▼

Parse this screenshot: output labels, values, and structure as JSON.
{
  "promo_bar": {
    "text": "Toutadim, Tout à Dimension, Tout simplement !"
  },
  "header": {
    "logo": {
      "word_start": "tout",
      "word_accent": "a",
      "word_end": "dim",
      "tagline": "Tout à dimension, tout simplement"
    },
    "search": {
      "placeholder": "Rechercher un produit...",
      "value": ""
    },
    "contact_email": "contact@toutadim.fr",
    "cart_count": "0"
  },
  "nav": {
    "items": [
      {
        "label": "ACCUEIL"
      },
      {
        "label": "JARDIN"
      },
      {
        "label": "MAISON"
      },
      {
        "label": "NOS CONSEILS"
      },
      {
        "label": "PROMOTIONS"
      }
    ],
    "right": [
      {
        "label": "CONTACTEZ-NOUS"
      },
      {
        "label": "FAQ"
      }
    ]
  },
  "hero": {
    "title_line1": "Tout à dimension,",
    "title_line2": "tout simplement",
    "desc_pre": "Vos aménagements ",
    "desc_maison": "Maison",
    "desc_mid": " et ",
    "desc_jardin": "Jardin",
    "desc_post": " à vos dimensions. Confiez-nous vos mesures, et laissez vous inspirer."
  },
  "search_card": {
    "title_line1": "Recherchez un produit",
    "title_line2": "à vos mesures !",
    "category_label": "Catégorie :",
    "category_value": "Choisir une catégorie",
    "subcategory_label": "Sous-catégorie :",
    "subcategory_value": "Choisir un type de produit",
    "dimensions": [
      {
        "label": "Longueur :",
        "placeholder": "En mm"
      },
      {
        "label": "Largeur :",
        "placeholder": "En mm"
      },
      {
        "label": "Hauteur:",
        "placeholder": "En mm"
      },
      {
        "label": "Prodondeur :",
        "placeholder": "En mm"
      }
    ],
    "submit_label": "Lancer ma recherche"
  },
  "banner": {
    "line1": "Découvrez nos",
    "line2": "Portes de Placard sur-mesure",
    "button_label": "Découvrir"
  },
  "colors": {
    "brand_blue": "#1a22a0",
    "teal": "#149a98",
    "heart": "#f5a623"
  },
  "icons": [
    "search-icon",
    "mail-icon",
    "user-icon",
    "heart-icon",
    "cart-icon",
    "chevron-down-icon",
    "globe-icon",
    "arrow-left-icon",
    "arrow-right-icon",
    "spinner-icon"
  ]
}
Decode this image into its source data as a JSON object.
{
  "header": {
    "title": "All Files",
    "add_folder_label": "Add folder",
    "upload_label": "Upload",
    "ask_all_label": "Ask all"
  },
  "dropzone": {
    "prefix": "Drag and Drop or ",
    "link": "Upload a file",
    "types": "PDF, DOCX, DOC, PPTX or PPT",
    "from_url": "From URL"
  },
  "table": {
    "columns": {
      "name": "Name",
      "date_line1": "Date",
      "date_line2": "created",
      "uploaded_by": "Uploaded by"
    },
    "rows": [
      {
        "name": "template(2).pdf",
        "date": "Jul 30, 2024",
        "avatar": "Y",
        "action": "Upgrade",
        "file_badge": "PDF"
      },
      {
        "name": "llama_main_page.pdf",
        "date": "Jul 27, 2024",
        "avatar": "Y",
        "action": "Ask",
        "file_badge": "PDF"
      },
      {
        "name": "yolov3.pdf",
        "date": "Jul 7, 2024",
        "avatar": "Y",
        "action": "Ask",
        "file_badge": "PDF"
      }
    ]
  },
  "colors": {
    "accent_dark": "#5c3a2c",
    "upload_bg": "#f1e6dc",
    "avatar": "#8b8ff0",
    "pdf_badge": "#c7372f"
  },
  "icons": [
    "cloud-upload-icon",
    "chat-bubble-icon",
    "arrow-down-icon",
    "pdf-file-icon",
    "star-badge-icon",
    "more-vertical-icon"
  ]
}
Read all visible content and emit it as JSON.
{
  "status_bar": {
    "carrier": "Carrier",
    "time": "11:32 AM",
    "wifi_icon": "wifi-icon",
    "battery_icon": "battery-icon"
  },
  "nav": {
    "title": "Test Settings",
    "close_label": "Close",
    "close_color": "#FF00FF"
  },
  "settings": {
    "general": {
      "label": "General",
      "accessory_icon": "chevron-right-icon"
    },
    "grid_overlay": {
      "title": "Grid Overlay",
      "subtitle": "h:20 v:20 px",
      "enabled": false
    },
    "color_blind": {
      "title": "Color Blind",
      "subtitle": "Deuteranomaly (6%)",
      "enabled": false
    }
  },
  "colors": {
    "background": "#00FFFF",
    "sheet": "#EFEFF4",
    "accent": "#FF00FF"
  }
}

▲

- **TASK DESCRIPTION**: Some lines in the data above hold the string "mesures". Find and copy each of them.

- **RESULT OF THIS TASK**:
    "desc_post": " à vos dimensions. Confiez-nous vos mesures, et laissez vous inspirer."
    "title_line2": "à vos mesures !",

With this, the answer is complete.